A federal appeals court has turned down a bid by three Georgia plaintiffs for class recognition in their suit accusing State Farm of years of lowball diminished value (DV) settlements, although it acknowledged that there are “fundamental flaws” in the formula that a number of carriers, including State Farm, follow.
The Eleventh Circuit Court of Appeals affirmed a lower court’s ruling that plaintiffs Rashad Baker, Rachael Leonard, and Zelma Stovall had not established that the court-approved formula used by State Farm “is wrong for all claims across the spectrum of vehicle makes, model years, mileage, severity levels, and repair costs.”
“The district court ruled in favor of State Farm to hold that the central liability question was too individualized to satisfy [Federal Rules of Civil Procedure] Rule 23’s commonality and predominance requirements. After careful review, we affirm,” reads the court’s order, made public on Wednesday.
In their complaint, filed Dec. 7, 2018, the plaintiffs had asserted that more than 600,000 State Farm insurance policy holders were injured by the carrier’s use of “an inherently unfair assessment methodology” that resulted in too-small settlements of DV claims.
They had sought certification of a class consisting of “All persons issued a Georgia vehicle insurance policy by State Farm who – based on loss dates between December 7, 2017 and the date of certification – made physical damage claims under their policies” that were assigned certain comprehensive or collision cause of loss codes.
Generally, DV is the difference between the value of the vehicle if there had never been damage, and its value after repairs have been completed.
The appeals court acknowledged that the plaintiffs’ expert witness, vehicle appraiser Richard Hixenbaugh, had found “some fundamental flaws” with the a state-approved formula, known as 17(c), that State Farm and other insurers follow in DV cases.
Still, the court affirmed the Sept. 2, 2021 ruling by Georgia U.S. District Court Judge Clay D. Land, who “agreed with State Farm that Dr. Hixenbaugh’s sample was too small and not representative of the class; therefore, Appellants failed to demonstrate that State Farm’s use of the 17(c) formula always resulted in the underassessment of diminished value claims.”

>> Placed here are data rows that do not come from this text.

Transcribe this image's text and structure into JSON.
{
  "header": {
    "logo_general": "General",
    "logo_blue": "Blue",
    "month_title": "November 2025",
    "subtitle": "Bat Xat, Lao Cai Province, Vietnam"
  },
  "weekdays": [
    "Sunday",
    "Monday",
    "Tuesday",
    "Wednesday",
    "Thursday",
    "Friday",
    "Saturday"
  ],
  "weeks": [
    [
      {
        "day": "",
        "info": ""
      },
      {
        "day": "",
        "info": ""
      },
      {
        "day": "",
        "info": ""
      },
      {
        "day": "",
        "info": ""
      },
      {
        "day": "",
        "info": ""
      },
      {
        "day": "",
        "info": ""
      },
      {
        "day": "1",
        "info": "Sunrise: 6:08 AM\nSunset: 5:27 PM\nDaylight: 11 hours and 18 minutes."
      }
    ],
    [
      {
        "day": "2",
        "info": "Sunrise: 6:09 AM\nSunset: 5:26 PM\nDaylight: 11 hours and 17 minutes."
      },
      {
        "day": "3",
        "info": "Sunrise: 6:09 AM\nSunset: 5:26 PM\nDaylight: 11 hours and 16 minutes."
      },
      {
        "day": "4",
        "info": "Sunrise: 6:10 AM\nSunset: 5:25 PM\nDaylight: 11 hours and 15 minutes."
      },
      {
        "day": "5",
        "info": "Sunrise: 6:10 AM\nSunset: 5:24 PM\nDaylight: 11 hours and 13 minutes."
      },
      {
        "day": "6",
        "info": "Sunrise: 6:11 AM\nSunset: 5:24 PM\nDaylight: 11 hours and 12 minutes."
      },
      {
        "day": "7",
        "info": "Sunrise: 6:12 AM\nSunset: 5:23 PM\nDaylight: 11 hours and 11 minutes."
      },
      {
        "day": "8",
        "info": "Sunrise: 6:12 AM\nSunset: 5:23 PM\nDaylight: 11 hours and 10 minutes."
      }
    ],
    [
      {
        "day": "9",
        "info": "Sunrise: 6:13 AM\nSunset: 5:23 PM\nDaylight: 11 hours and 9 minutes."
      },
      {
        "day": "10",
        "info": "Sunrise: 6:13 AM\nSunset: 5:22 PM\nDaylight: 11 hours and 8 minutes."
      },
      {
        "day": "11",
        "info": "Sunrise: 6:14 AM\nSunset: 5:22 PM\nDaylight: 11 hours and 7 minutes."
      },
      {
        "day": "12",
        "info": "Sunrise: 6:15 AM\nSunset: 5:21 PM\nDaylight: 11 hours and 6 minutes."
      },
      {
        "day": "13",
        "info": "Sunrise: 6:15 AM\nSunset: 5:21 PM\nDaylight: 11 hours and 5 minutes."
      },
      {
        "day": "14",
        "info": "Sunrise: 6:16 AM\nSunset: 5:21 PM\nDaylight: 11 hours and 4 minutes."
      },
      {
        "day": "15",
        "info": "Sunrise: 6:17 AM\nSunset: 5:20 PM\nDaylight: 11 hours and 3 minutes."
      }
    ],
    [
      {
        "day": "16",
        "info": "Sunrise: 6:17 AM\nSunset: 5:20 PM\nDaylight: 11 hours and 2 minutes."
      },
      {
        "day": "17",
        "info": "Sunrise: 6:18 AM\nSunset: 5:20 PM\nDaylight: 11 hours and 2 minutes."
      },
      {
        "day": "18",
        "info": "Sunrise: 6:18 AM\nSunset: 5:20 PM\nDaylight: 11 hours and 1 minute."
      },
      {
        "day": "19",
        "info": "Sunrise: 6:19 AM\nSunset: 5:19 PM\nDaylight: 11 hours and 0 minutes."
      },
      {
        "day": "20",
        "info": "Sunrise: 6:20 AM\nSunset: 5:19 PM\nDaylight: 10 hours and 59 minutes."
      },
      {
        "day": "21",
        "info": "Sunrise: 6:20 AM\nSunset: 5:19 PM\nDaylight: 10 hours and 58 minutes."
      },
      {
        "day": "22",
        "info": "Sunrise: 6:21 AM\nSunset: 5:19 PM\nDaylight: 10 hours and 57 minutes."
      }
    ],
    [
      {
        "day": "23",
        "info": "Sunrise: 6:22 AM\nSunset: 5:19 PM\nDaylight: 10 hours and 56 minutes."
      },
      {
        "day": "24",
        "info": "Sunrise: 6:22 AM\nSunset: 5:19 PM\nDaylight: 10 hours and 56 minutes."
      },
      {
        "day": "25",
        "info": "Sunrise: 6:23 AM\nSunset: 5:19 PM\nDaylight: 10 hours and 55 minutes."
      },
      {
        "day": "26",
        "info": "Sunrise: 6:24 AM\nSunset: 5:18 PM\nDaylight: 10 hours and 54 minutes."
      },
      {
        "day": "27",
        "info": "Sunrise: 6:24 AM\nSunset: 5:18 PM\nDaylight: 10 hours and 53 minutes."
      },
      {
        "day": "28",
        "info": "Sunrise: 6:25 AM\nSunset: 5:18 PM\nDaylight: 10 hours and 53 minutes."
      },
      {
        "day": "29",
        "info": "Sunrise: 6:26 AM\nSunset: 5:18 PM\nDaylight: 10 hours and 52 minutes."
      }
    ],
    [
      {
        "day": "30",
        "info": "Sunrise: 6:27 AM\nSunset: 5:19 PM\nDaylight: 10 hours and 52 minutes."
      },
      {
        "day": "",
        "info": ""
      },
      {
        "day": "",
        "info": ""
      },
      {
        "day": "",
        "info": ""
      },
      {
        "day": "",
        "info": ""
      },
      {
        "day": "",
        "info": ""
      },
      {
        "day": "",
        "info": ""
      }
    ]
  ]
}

Hixenbaugh had testified that State Farm’s use of 17(c) results in under-assessment of diminished value 100% of the time. He pointed out three flaws in the formula: DV is capped at 10% of a vehicle’s pre-loss value, though DV losses can run up to 25%; mileage is double-counted, both in estimating pre-loss value and again as part of the mileage modifier, and vehicles over a certain mileage — either 100,000 or 150,000, depending on the vehicle — are incorrectly assumed to have no retail sale value.
He analyzed 51 State Farm DV cases, in which he was hired to help challenge the insurer’s assessment. In each case, he found, an appraiser’s figure exceeded the 17(c) assessment.

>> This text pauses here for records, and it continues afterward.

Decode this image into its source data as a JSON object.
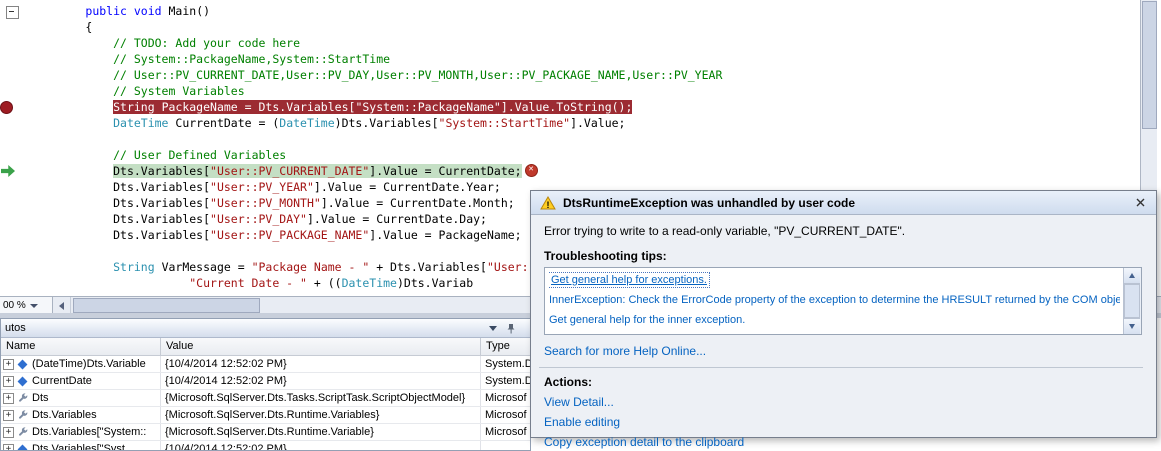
{
  "editor": {
    "zoom_label": "00 %",
    "lines": [
      {
        "ind": 8,
        "toks": [
          [
            "public",
            "k"
          ],
          [
            " ",
            "p"
          ],
          [
            "void",
            "k"
          ],
          [
            " Main()",
            "p"
          ]
        ]
      },
      {
        "ind": 8,
        "toks": [
          [
            "{",
            "p"
          ]
        ]
      },
      {
        "ind": 12,
        "toks": [
          [
            "// TODO: Add your code here",
            "c"
          ]
        ]
      },
      {
        "ind": 12,
        "toks": [
          [
            "// System::PackageName,System::StartTime",
            "c"
          ]
        ]
      },
      {
        "ind": 12,
        "toks": [
          [
            "// User::PV_CURRENT_DATE,User::PV_DAY,User::PV_MONTH,User::PV_PACKAGE_NAME,User::PV_YEAR",
            "c"
          ]
        ]
      },
      {
        "ind": 12,
        "toks": [
          [
            "// System Variables",
            "c"
          ]
        ]
      },
      {
        "ind": 12,
        "hl": "bp",
        "toks": [
          [
            "String",
            "t"
          ],
          [
            " PackageName = ",
            "p"
          ],
          [
            "Dts.Variables[",
            "p"
          ],
          [
            "\"System::PackageName\"",
            "s"
          ],
          [
            "].Value.ToString();",
            "p"
          ]
        ]
      },
      {
        "ind": 12,
        "toks": [
          [
            "DateTime",
            "t"
          ],
          [
            " CurrentDate = (",
            "p"
          ],
          [
            "DateTime",
            "t"
          ],
          [
            ")Dts.Variables[",
            "p"
          ],
          [
            "\"System::StartTime\"",
            "s"
          ],
          [
            "].Value;",
            "p"
          ]
        ]
      },
      {
        "ind": 0,
        "toks": []
      },
      {
        "ind": 12,
        "toks": [
          [
            "// User Defined Variables",
            "c"
          ]
        ]
      },
      {
        "ind": 12,
        "hl": "ex",
        "marker": true,
        "toks": [
          [
            "Dts.Variables[",
            "p"
          ],
          [
            "\"User::PV_CURRENT_DATE\"",
            "s"
          ],
          [
            "].Value = CurrentDate;",
            "p"
          ]
        ]
      },
      {
        "ind": 12,
        "toks": [
          [
            "Dts.Variables[",
            "p"
          ],
          [
            "\"User::PV_YEAR\"",
            "s"
          ],
          [
            "].Value = CurrentDate.Year;",
            "p"
          ]
        ]
      },
      {
        "ind": 12,
        "toks": [
          [
            "Dts.Variables[",
            "p"
          ],
          [
            "\"User::PV_MONTH\"",
            "s"
          ],
          [
            "].Value = CurrentDate.Month;",
            "p"
          ]
        ]
      },
      {
        "ind": 12,
        "toks": [
          [
            "Dts.Variables[",
            "p"
          ],
          [
            "\"User::PV_DAY\"",
            "s"
          ],
          [
            "].Value = CurrentDate.Day;",
            "p"
          ]
        ]
      },
      {
        "ind": 12,
        "toks": [
          [
            "Dts.Variables[",
            "p"
          ],
          [
            "\"User::PV_PACKAGE_NAME\"",
            "s"
          ],
          [
            "].Value = PackageName;",
            "p"
          ]
        ]
      },
      {
        "ind": 0,
        "toks": []
      },
      {
        "ind": 12,
        "toks": [
          [
            "String",
            "t"
          ],
          [
            " VarMessage = ",
            "p"
          ],
          [
            "\"Package Name - \"",
            "s"
          ],
          [
            " + Dts.Variables[",
            "p"
          ],
          [
            "\"User:",
            "s"
          ]
        ]
      },
      {
        "ind": 23,
        "toks": [
          [
            "\"Current Date - \"",
            "s"
          ],
          [
            " + ((",
            "p"
          ],
          [
            "DateTime",
            "t"
          ],
          [
            ")Dts.Variab",
            "p"
          ]
        ]
      }
    ]
  },
  "popup": {
    "title": "DtsRuntimeException was unhandled by user code",
    "message": "Error trying to write to a read-only variable, \"PV_CURRENT_DATE\".",
    "tips_header": "Troubleshooting tips:",
    "tips": [
      "Get general help for exceptions.",
      "InnerException: Check the ErrorCode property of the exception to determine the HRESULT returned by the COM object.",
      "Get general help for the inner exception."
    ],
    "search_link": "Search for more Help Online...",
    "actions_header": "Actions:",
    "actions": [
      "View Detail...",
      "Enable editing",
      "Copy exception detail to the clipboard"
    ]
  },
  "autos": {
    "title": "utos",
    "columns": [
      "Name",
      "Value",
      "Type"
    ],
    "rows": [
      {
        "icon": "field-icon",
        "name": "(DateTime)Dts.Variable",
        "value": "{10/4/2014 12:52:02 PM}",
        "type": "System.D"
      },
      {
        "icon": "field-icon",
        "name": "CurrentDate",
        "value": "{10/4/2014 12:52:02 PM}",
        "type": "System.D"
      },
      {
        "icon": "property-icon",
        "name": "Dts",
        "value": "{Microsoft.SqlServer.Dts.Tasks.ScriptTask.ScriptObjectModel}",
        "type": "Microsof"
      },
      {
        "icon": "property-icon",
        "name": "Dts.Variables",
        "value": "{Microsoft.SqlServer.Dts.Runtime.Variables}",
        "type": "Microsof"
      },
      {
        "icon": "property-icon",
        "name": "Dts.Variables[\"System::",
        "value": "{Microsoft.SqlServer.Dts.Runtime.Variable}",
        "type": "Microsof"
      },
      {
        "icon": "field-icon",
        "name": "Dts.Variables[\"Syst",
        "value": "{10/4/2014 12:52:02 PM}",
        "type": ""
      }
    ]
  },
  "colors": {
    "keyword": "#0000ff",
    "type_name": "#2b91af",
    "comment": "#008000",
    "string": "#a31515",
    "breakpoint_bg": "#9c2b32",
    "exception_bg": "#c4dfc4",
    "link": "#0563c1"
  }
}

The plaintiffs hired appraisers to conduct DV appraisals, and “both appraisers opined that the diminished value was significantly more than the value State Farm calculated using the 17 (c) formula,” Land wrote. State Farm, he added, hired its own expert, who found the same thing.

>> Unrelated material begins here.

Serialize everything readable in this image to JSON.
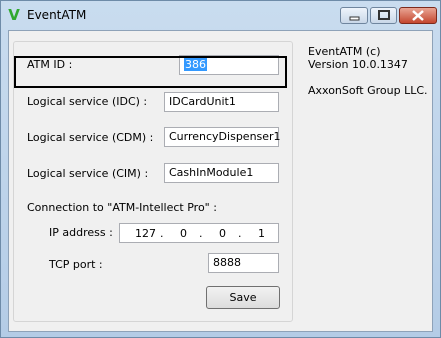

Yet, Land wrote, the plaintiffs “recognize that calculating damage using a traditional approach, such as case-by-case diminished value appraisals like the ones Plaintiffs commissioned, would result in individual issues predominating over common issues and make class certification inappropriate.”
The Eleventh Circuit agreed. It found that the “generalized evidence” presented indicates that the members of the putative class would each have to have their cases examined individually, meaning that the damage could not be repaired with a single, broad remedy. “[T]he answer to the central liability question—whether State Farm breached its contractual duty to accurately assess diminished value claims by applying the 17(c) formula—requires a finding that each putative class member received a lower reimbursement for his diminished value claim than the contract entitled him to. These are individualized inquiries,” the court said.
State Farm has been under a court order to use 17(c) since the resolution of State Farm Mutual Insurance Co. v. Mabry in 2001. Finding that State Farm had no appropriate methodology for calculating DV, the Georgia Supreme Court gave the carrier a number of options, including the 17(c) formula. State Farm adopted 17(c), and, as Land noted, is still bound to use the formula today, under threat of contempt.
The Mabry ruling prompted John Oxendine, then Georgia’s insurance commissioner, to issue a 2008 directive clarifying that the department “has never promulgated or produced by regulation any formula for use in the determination of diminution of value as it relates to physical damage claims nor has the Department endorsed any specific formula or method.”
“The nature of each claim demands that carriers must take into consideration all relevant information in the evaluation of diminished value claims including, but not limited to, relevant information provided by an insured regarding diminution of value,” Oxendine wrote.
The original suit remains to be resolved, with only the individual claims of the named plaintiffs to be considered. Land has given the parties 21 days to file a status report as to whether their claims will be tried or otherwise resolved.
Featured image: A State Farm office in Falmouth, Maine. (Dave LaChance/Repairer Driven News)